|US20040174525 *||Mar 7, 2003||Sep 9, 2004||Mullani Nizar A.||Dermoscopy epiluminescence device employing cross and parallel polarization|
|US20040201846 *||Feb 5, 2004||Oct 14, 2004||Mullani Nizar A.||Dermoscopy epiluminescence device employing multiple color illumination sources|
|US20050046830 *||Dec 29, 2003||Mar 3, 2005||John Karp||Polarized material inspection apparatus and system|
|US20050146863 *||Jan 2, 2004||Jul 7, 2005||Mullani Nizar A.||Illuminated mirror employing cross and parallel polarization|
|US20060132774 *||Feb 1, 2006||Jun 22, 2006||Mullani Nizar A||Dermoscopy epiluminescence device employing cross and parallel polarization|
|US20060139640 *||Feb 24, 2006||Jun 29, 2006||Mullani Nizar A||Dermoscopy epiluminescence device employing multiple color illumination sources|
|USRE33991 *||Jun 2, 1989||Jul 14, 1992||Hitachi, Ltd.||Foreign particle detecting method and apparatus|
|DE1573738B1 *||Jul 21, 1966||Apr 27, 1972||Owens Illinois Inc||Vorrichtung zum feststellen von rissen und aehnlichen fehlern in der oberflaeche von glasbehaeltern|
|DE3027775A1 *||Jul 23, 1980||Feb 4, 1982||Eckehardt Dipl Chem Strich||Optical defect testing of fast-moving homogeneous material - using small signal line video camera scanning reflected light|

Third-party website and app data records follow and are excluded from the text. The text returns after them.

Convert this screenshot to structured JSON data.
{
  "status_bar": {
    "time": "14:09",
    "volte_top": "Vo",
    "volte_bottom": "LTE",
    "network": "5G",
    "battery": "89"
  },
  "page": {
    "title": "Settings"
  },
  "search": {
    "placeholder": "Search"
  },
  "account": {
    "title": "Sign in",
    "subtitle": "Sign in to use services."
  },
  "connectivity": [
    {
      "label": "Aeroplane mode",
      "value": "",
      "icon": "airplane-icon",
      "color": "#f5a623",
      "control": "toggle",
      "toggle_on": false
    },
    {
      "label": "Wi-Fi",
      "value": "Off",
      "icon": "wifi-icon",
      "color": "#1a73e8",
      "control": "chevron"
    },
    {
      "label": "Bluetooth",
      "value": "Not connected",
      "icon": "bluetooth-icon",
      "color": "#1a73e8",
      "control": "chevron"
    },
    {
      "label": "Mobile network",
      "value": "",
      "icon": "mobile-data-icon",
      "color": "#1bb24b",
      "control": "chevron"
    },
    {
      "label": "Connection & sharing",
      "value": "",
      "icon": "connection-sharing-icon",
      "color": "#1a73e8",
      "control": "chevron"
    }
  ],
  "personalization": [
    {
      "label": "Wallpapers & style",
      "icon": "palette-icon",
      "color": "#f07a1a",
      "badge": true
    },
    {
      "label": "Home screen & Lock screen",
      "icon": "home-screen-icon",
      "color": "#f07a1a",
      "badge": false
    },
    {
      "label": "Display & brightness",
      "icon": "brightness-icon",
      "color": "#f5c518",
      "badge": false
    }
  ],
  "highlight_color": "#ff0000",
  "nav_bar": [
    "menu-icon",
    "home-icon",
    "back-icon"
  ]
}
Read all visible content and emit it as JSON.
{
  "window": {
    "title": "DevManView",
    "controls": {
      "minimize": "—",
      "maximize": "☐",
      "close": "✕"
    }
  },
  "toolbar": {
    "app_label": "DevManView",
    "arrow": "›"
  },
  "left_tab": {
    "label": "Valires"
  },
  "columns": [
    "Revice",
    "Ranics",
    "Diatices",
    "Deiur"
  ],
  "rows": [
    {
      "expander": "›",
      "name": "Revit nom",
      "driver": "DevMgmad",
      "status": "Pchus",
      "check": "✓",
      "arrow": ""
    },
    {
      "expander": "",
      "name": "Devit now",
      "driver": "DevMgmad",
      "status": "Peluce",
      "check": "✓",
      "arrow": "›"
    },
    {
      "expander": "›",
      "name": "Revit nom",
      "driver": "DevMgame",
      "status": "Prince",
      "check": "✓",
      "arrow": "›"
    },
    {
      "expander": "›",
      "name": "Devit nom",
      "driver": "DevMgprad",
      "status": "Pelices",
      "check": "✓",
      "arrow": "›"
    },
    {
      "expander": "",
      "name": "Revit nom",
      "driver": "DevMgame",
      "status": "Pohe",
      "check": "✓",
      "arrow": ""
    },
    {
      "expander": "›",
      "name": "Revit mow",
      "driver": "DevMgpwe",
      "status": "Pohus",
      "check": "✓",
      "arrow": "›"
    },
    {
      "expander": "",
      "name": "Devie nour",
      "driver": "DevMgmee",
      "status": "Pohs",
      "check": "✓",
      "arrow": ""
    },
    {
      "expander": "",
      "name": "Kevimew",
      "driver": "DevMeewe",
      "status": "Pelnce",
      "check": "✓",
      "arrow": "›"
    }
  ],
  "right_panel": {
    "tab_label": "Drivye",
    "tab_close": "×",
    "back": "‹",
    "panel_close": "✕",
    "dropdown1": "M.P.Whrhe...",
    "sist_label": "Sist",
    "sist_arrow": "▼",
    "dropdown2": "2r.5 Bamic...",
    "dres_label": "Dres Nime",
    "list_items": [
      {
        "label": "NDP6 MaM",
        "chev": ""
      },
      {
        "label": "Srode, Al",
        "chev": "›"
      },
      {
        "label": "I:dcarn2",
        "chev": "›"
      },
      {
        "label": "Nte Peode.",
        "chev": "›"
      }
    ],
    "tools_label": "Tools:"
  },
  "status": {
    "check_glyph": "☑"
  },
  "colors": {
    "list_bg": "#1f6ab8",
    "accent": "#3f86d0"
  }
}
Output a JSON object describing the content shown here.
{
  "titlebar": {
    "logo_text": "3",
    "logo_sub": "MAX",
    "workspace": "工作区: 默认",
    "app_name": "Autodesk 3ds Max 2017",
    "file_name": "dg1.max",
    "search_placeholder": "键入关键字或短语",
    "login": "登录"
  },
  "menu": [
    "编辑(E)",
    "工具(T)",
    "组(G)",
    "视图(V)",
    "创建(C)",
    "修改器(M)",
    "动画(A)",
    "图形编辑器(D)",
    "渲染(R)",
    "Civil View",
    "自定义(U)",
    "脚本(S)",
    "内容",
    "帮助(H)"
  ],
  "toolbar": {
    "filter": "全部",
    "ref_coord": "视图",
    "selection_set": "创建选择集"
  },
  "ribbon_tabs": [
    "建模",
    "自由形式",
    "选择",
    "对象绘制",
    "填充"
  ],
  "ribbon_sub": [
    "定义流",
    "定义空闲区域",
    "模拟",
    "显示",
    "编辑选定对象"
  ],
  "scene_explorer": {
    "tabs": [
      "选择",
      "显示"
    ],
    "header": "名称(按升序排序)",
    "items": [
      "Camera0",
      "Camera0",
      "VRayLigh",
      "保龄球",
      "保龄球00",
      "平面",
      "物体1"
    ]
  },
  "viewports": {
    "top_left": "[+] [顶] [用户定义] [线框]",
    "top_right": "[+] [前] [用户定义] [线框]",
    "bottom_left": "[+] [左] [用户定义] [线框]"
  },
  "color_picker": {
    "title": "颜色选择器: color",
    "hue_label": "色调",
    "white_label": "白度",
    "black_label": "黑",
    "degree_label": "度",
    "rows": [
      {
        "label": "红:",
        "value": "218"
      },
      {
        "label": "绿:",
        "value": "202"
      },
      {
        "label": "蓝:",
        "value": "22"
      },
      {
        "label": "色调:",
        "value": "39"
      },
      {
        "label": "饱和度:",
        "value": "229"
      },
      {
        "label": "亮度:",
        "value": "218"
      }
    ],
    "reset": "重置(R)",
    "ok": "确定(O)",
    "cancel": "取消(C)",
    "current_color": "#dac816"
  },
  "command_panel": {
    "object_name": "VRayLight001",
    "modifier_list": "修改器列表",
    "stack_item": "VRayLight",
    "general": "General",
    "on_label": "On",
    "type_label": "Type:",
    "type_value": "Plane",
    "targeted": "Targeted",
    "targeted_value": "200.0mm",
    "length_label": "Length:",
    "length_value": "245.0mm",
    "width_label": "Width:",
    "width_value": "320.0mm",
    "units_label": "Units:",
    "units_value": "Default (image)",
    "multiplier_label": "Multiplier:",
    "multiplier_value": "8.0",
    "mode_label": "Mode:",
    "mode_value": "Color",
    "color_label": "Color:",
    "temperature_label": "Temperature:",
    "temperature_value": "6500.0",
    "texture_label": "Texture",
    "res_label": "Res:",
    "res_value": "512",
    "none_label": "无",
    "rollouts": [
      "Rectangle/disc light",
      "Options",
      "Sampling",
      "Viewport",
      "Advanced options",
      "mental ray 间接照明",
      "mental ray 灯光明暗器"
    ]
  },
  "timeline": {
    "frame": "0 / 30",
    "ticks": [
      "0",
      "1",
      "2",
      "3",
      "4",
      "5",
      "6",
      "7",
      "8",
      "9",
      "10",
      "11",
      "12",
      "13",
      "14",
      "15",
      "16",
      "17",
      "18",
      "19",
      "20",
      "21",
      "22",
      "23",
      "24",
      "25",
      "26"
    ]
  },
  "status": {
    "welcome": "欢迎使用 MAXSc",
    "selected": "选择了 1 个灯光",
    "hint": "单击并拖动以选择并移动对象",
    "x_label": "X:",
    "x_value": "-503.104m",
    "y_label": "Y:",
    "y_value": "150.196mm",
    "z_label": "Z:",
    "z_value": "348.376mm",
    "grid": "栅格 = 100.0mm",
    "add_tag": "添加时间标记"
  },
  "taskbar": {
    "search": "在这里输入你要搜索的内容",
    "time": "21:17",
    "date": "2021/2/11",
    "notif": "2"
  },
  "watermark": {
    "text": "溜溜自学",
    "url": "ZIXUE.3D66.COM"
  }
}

|DE3808336A1 *||Mar 12, 1988||Sep 21, 1989||Steinbeis Stiftung Fuer Wirtsc||Method and device for the determination of the fineness of textile fibres, especially flax fibres|
|EP0083942A2 *||Jan 11, 1983||Jul 20, 1983||Japan Crown Cork Co. Ltd.||Detecting irregularities in a coating on a substrate|
|WO2008033779A2 *||Sep 10, 2007||Mar 20, 2008||Rudolph Technologies Inc||Polarization imaging|
|U.S. Classification||356/369, 346/33.00F, 250/559.9, 250/559.45, 250/225, 250/559.16|
|Jan 18, 1982||AS||Assignment|
Owner name: ATLANTIC RICHFIELD COMPANY, A PA CORP.
Free format text: ASSIGNMENT OF ASSIGNORS INTEREST.;ASSIGNOR:ANACONDA COMPANY THE, A DE CORP;REEL/FRAME:003992/0218
Effective date: 19820115